TribLIVE

| USWorld


 
Larger text Larger text Smaller text Smaller text | Order Photo Reprints

Nation's bloated nuclear spending under scrutiny

Daily Photo Galleries

By The Associated Press
Friday, Sept. 13, 2013, 8:27 p.m.
 

LOS ALAMOS, N.M. — At Los Alamos National Laboratory, a seven-year, $213 million upgrade to the security system that protects the lab's most sensitive nuclear bomb-making facilities doesn't work.

Those same facilities, which sit atop a fault line, remain susceptible to collapse and dangerous radiation releases, despite millions more spent on improvement plans.

In Tennessee, the price tag for a new uranium processing facility has grown nearly sevenfold in eight years to upward of $6 billion because of problems that include a redesign to raise the roof.

And the estimated cost of an ongoing effort to refurbish 400 of the country's B61 bombs has grown from $1.5 billion to $10 billion.

Virtually every major project under the National Nuclear Security Administration's oversight is behind schedule and over budget — the result, watchdogs and government auditors say, of years of lax accountability and nearly automatic annual budget increases for the agency responsible for maintaining the nation's nuclear stockpile.

The NNSA has racked up $16 billion in cost overruns on 10 major projects that are a combined 38 years behind schedule, the Government Accountability Office reports. Other projects have been canceled or suspended, despite hundreds of millions of dollars already spent, because they grew too bloated.

Advocates say spending increases are necessary to keep the nation's nuclear arsenal operating and safe, and to continue cutting-edge research at the nation's nuclear labs. But critics say the nuclear program — run largely by private contractors and overseen by the NNSA, an arm of the Energy Department — has turned into a massive jobs program with duplicative functions.

“The post-Cold War nuclear warhead complex has become a gigantic self-licking ice cream cone for contractors,” said Greg Mello of the Los Alamos Study Group, a watchdog organization.

Sen. Claire McCaskill, chairwoman of the Senate Homeland Security financial and contracting oversight subcommittee, said a key problem is the Energy Department's reliance on private contractors to carry out its mission.

The DOE has fewer than 16,000 employees and more than 92,000 contractors.

“Unfortunately for the taxpayer ... cost overruns, scheduled delays and technical failures are the rule, not the exception,” said McCaskill, D-Mo. “We need to find a better way to do this because we can't just afford the status quo anymore.”

 

 
 


Show commenting policy

Most-Read Nation

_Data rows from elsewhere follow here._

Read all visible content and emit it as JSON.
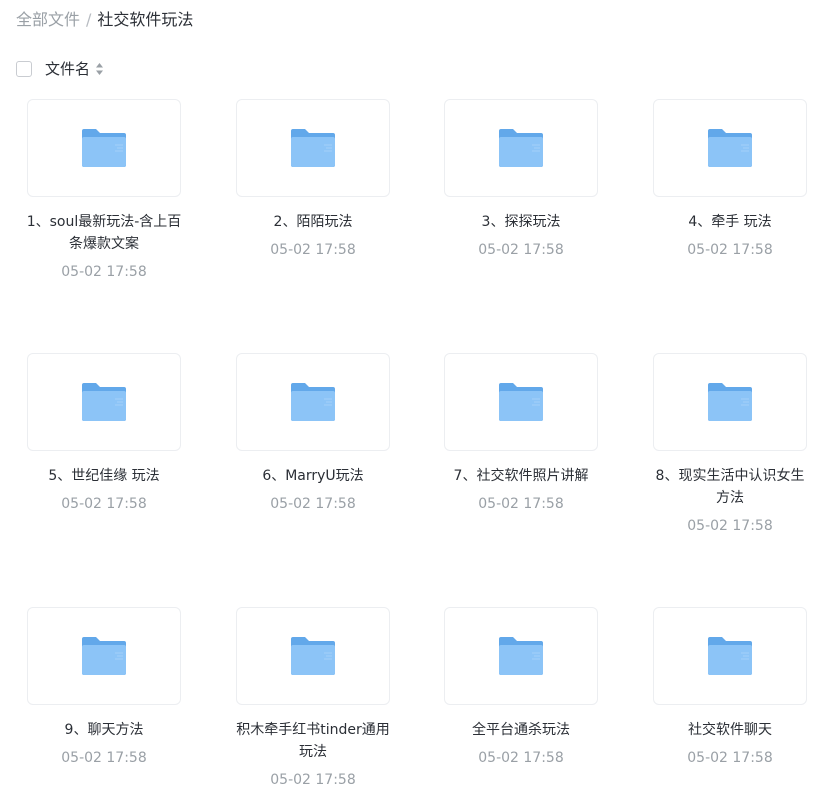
{
  "breadcrumb": {
    "root": "全部文件",
    "separator": "/",
    "current": "社交软件玩法"
  },
  "list_header": {
    "column_label": "文件名",
    "sort_icon": "sort-up-down-icon"
  },
  "colors": {
    "folder_back": "#62a8ea",
    "folder_front": "#8cc4f7",
    "folder_tab": "#4f98e0",
    "muted_text": "#9aa0a6",
    "card_border": "#eceef1"
  },
  "folders": [
    {
      "name": "1、soul最新玩法-含上百条爆款文案",
      "date": "05-02 17:58",
      "icon": "folder-icon"
    },
    {
      "name": "2、陌陌玩法",
      "date": "05-02 17:58",
      "icon": "folder-icon"
    },
    {
      "name": "3、探探玩法",
      "date": "05-02 17:58",
      "icon": "folder-icon"
    },
    {
      "name": "4、牵手 玩法",
      "date": "05-02 17:58",
      "icon": "folder-icon"
    },
    {
      "name": "5、世纪佳缘 玩法",
      "date": "05-02 17:58",
      "icon": "folder-icon"
    },
    {
      "name": "6、MarryU玩法",
      "date": "05-02 17:58",
      "icon": "folder-icon"
    },
    {
      "name": "7、社交软件照片讲解",
      "date": "05-02 17:58",
      "icon": "folder-icon"
    },
    {
      "name": "8、现实生活中认识女生方法",
      "date": "05-02 17:58",
      "icon": "folder-icon"
    },
    {
      "name": "9、聊天方法",
      "date": "05-02 17:58",
      "icon": "folder-icon"
    },
    {
      "name": "积木牵手红书tinder通用玩法",
      "date": "05-02 17:58",
      "icon": "folder-icon"
    },
    {
      "name": "全平台通杀玩法",
      "date": "05-02 17:58",
      "icon": "folder-icon"
    },
    {
      "name": "社交软件聊天",
      "date": "05-02 17:58",
      "icon": "folder-icon"
    }
  ]
}
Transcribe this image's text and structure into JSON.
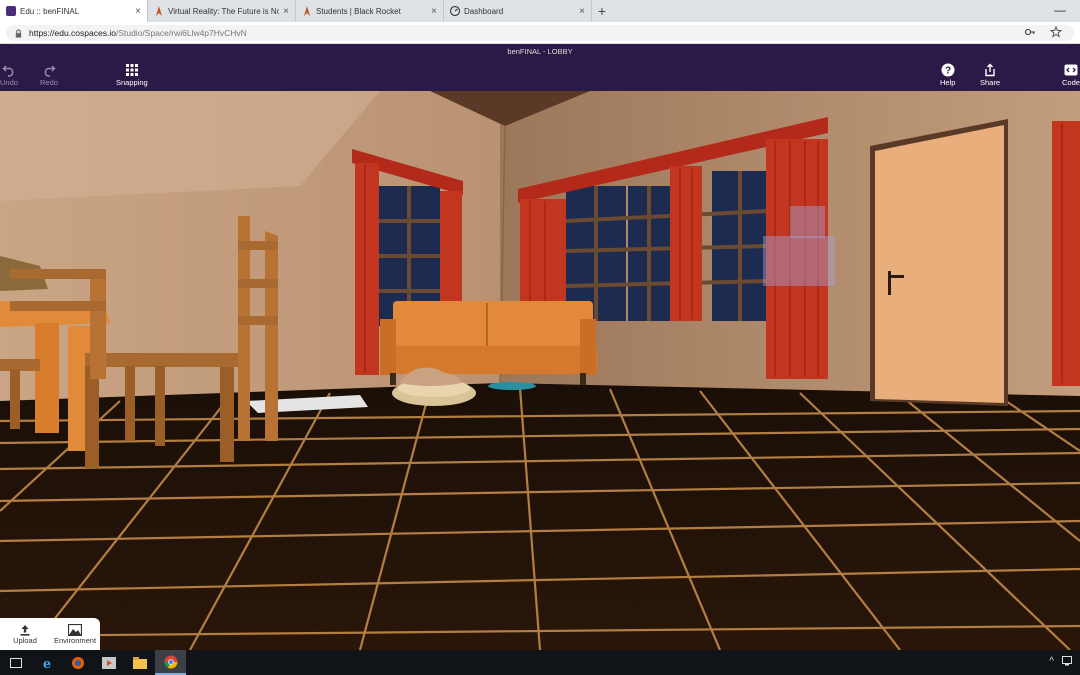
{
  "browser": {
    "tabs": [
      {
        "title": "Edu :: benFINAL",
        "icon": "cospaces-favicon",
        "active": true
      },
      {
        "title": "Virtual Reality: The Future is Now",
        "icon": "blackrocket-favicon",
        "active": false
      },
      {
        "title": "Students | Black Rocket",
        "icon": "blackrocket-favicon",
        "active": false
      },
      {
        "title": "Dashboard",
        "icon": "dashboard-favicon",
        "active": false
      }
    ],
    "close_glyph": "×",
    "new_tab_glyph": "+",
    "minimize_glyph": "—",
    "url_host": "https://edu.cospaces.io",
    "url_path": "/Studio/Space/rwi6Llw4p7HvCHvN",
    "key_icon": "key-icon",
    "star_icon": "star-icon"
  },
  "app": {
    "space_title": "benFINAL - LOBBY",
    "toolbar": {
      "undo_label": "Undo",
      "redo_label": "Redo",
      "snapping_label": "Snapping",
      "help_label": "Help",
      "share_label": "Share",
      "code_label": "Code"
    },
    "colors": {
      "header_bg": "#2b1a47",
      "dim_text": "#9a8fb0"
    }
  },
  "bottom_panel": {
    "upload_label": "Upload",
    "environment_label": "Environment"
  },
  "taskbar": {
    "items": [
      "task-view-icon",
      "ie-icon",
      "firefox-icon",
      "media-icon",
      "file-explorer-icon",
      "chrome-icon"
    ],
    "tray_caret": "^"
  }
}
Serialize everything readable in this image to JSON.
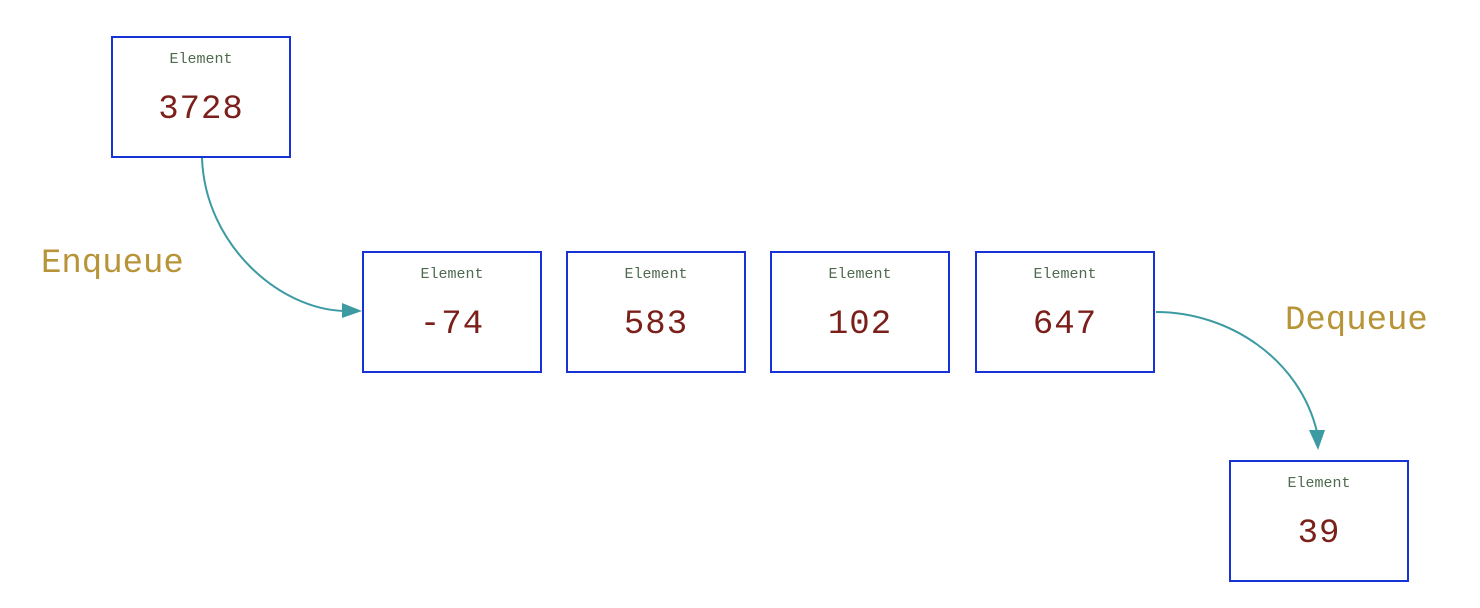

  1. Mortgage deal isn’t likely to cost $17B
  2. Scathing report says college trustees fail in mission
  3. Beheading doesn’t deter U.S., who launches new airstrikes
  4. Last 4 hostages freed in suburban Chicago
  5. Contraception, abstinence push U.S. teen birthrates to historic lows
  6. Cleanup follows heavy storms in Phoenix area
  7. Navy boots 34 in cheating scandal
  8. Florida looks good: Farmer’s Almanac predicts ‘super-cold’ winter, above-average snow for Northeast
  9. Latest Ferguson protests are smaller, more subdued
  10. Poll: Common Core educational standards loses support
  11. CDC scientist took shortcuts with bird flu
Subscribe today! Click here for our subscription offers.